    • Ally, you have the biggest heart, and you live your values. I’m proud to be your friend. And I admire your glorious family. Big smooch.

  10. I knew it the minute the bags matched! Great story and moment to reflect really seeing other people and the demons they are dealing with.

  11. Dixie Shoemaker

    Great short story to start out my day. Thank you for sharing. Will this be all we find out about Tiffany and her little girl or do you think maybe their paths will cross again with Kiki. It is so sad that things like this really happen and probably more often than we realize. My daughter’s family is in the process of renewing their fostering license as there is currently a shortage of homes to take in infants near your area. At least there are some families out there that are willing to care for these infants in a loving home environment and give the mothers a chance for rehabilitation or to care for these babies until they find their forever home.

  12. maggietoussaint

    Joanna, Your Kiki story is a chilling reminder of the different times we live in. We moms have soft spots in our hearts for these babies and children who are caught up in their parents’ unhealthy lifestyles. I’ll be thinking about this story for a long time to come.

  13. Great story, glad it had a good ending, hope the real event did too.

  14. Cool exclusive Dru Ann! Thanks for sharing!

  15. Loved the story and so glad they found the baby in time. Helps remind us all that we need to be aware of our surroundings and “if you see something, say something”,

  16. Great post about a tragic subject…although it could have been worse. Thanks for sharing this story on your lovely blog, Dru, and for getting the word out about the terrific Happy Homicides 2-fer Joanna has cooked up. Cheers!

  17. lindagordonhengerer

    Great short story – sad, but timely.

    Thank you, Dru, for asking Joanna to write a short story for your blog 🙂
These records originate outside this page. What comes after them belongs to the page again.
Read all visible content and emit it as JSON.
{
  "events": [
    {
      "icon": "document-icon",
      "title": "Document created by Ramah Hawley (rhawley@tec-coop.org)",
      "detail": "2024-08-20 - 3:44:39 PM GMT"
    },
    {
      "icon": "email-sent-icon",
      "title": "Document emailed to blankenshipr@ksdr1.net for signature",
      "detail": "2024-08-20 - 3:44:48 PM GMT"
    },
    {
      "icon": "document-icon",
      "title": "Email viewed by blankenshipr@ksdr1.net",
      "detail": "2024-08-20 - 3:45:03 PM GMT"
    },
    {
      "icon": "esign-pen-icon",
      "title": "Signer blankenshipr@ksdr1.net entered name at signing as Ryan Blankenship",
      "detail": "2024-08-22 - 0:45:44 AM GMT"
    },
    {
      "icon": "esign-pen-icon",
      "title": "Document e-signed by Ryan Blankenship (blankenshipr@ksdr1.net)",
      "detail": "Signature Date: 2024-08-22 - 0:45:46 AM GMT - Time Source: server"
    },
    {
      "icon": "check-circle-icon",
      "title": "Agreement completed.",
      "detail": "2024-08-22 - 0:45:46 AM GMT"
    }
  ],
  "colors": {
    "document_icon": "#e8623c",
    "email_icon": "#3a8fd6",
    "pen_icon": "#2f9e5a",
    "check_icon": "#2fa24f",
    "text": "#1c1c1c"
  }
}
  18. Thanks, Dru, for hosting our fearless leader. Joanna is the greatest, according to 10 other authors and me, all of us part of Happy Homicides # 4. And thanks, Joanna, for the short story. Why do I have a feeling Tiffany (or her daughter) will show up again some day?

  19. A very moving short story.

  20. A great short story. And how utterly possible it is for circumstance to change a life in moments. Nice.

  21. Great short story. Brings awareness to big problem with drug abuse affecting not just the user but many around them. Thank you.

    • People with addictions need help. Currently, as a society, we only incarcerate them–and they can get drugs in jail. We need to do more for them and their children.

  22. What a chilling story and sad but hopefully all will end well. I love your stories so thanks for gifting us with this.

  23. Great and chilling story. It did for me what your works always does; I felt like Kiki was telling us about her day. That ability to make her so real is way I love both of your series so much. Thanks to both of you for bringing us this special story.

    • My husband keeps saying I should narrate a Kiki book, because she’s so me. We’ll see. Thank you for loving her. She’s my invisible playmate.

  24. Della Williamson

    Scary story. And terribly sad. Especially since one knows it’s being played out somewhere. Saw a situation in the 80’s where a mother was reported for getting her kids high on a fairly regular basis but the authorities would do nothing because she was an informer. That is what is really sad. One can only pray for the children. And hope

    • We have learned a lot as a society about things that used to be considered “nobody’s business.” They certainly ARE our business, because we’re all one family.

  25. Nancy Roessner

    Thanks for the wonderful short story!

  26. It amazes me how you have a continuous well of ideas for short stories. This one’s another winner!

  27. Great story that gave me chills. Have several friends in law enforcement and know this happens all too often. Scary and sad. Thanks J!

  28. So sad. Unbelievable things happen.

  29. nothing better than Kiki stories, they are fantastic even the short ones..Thanks Joanna